Seeking readership, a quasi-publication will highlight anything other than the central matter of Spears’ youth and public immaturity and Federline’s two children — one unborn — from a previous relationship. Such a shame it is that young girls are given the impression that playing the shrew for the prying eyes and enquiring minds of the body politic is accepted and encouraged behavior.
Pop stars are no longer the uniting reason for hysterias and manias but, instead, have transmuted into a galvanizing and downward force upon musical tastes the world over. In the age of multi-tasking, doublespeak, and middle management, for every IQ point around by Cat Power there is a doppelganger waiting — possibly “Dirty” Christina Aguilera — to negate any positive influence upon the gender-music paradigm.
At this point, the turn of the 21st century, entertainment cannot be sold as a simple titillation or diversion; it must be put forth and defined by its capability to inform and express the tablature of the human mind as instrument of change.

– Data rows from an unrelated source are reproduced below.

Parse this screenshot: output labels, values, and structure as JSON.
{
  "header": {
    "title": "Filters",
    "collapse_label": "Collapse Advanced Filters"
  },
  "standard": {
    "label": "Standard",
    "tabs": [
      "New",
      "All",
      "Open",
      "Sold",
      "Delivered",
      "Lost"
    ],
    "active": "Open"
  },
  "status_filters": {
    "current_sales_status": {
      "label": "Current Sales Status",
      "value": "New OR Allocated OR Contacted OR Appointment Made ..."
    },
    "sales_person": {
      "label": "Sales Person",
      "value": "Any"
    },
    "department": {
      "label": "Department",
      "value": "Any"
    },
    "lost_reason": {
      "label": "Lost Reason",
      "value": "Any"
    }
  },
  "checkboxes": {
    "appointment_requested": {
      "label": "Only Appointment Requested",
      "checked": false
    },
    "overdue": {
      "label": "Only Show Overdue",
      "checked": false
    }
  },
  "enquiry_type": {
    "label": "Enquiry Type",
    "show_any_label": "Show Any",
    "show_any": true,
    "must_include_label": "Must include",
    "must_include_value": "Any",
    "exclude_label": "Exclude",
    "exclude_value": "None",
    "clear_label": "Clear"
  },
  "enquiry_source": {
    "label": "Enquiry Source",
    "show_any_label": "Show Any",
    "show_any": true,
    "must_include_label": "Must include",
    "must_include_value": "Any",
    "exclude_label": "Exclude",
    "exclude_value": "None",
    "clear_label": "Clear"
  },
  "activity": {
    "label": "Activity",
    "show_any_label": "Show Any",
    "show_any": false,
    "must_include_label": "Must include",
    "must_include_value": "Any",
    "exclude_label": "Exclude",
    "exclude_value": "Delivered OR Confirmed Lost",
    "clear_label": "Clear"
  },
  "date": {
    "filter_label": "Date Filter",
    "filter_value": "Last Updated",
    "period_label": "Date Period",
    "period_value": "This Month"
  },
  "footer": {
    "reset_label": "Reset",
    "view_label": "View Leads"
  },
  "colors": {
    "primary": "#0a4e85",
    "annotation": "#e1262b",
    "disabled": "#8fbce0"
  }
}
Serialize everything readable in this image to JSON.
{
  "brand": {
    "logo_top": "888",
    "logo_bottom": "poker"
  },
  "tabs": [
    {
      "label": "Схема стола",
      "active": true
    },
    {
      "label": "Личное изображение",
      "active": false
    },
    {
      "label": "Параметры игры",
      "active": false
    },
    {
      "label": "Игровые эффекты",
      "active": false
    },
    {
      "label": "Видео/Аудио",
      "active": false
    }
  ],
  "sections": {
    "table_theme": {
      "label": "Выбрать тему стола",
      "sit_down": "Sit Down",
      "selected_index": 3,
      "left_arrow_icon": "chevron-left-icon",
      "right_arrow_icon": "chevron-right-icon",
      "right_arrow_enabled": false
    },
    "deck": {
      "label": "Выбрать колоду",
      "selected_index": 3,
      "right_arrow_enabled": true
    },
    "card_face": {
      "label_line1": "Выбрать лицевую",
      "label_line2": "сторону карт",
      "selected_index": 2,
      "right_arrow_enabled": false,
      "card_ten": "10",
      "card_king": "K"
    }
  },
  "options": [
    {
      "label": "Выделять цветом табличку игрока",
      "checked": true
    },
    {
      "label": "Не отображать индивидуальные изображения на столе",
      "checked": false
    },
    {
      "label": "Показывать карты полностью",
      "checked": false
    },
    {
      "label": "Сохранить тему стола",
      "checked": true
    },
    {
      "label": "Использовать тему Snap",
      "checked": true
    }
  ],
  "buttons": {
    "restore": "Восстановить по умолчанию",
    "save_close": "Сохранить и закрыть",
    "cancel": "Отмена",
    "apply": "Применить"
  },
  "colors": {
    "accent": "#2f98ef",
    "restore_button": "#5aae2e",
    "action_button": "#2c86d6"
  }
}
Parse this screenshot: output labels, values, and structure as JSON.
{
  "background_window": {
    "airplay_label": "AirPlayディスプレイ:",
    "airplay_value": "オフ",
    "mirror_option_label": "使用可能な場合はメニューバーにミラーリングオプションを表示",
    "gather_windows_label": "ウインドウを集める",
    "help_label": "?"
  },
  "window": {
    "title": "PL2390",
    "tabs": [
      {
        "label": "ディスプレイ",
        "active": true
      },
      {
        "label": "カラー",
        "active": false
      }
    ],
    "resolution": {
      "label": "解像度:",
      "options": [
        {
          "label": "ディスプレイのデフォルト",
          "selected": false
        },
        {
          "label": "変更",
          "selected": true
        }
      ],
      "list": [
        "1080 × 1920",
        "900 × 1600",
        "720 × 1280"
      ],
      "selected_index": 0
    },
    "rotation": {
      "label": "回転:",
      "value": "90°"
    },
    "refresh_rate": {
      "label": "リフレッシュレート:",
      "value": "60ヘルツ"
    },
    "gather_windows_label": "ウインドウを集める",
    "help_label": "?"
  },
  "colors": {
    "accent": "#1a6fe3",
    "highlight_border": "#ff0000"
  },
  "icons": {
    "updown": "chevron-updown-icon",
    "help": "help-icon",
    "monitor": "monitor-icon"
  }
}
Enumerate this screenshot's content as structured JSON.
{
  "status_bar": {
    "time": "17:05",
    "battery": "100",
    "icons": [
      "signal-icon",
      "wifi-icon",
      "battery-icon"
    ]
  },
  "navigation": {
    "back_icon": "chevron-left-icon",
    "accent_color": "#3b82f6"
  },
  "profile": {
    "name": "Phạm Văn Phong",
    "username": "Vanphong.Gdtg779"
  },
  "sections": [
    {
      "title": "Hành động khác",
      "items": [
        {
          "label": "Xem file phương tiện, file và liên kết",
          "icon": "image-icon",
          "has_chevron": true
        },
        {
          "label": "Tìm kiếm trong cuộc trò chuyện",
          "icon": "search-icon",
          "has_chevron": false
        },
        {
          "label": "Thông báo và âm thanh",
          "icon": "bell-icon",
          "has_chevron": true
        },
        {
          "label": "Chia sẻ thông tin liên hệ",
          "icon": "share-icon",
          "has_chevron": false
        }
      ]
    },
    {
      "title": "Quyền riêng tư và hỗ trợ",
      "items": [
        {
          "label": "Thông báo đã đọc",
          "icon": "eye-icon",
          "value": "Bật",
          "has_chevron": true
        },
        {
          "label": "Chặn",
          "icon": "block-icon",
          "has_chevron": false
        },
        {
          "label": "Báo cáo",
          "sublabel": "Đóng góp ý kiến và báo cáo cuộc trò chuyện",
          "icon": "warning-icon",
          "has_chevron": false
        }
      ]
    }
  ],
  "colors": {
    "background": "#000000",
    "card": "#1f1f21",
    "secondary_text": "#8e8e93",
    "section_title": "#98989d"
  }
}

Going further, women must be given equal credit and opportunity: Not as artists and musicians with perceived gender differences, but as those in the shared thrall of the imagination.
Feminist Andrea Dworkin once mentioned in her letters that “Woman is not born; she is made. In the making, her humanity is destroyed. She becomes a symbol of this, a symbol of that, mother of the earth, slut of the universe; but she never becomes herself because it is forbidden for her to do so.”
Let us not “make” anything within the issue of gender, but let us give women their due and their deserved space to be themselves.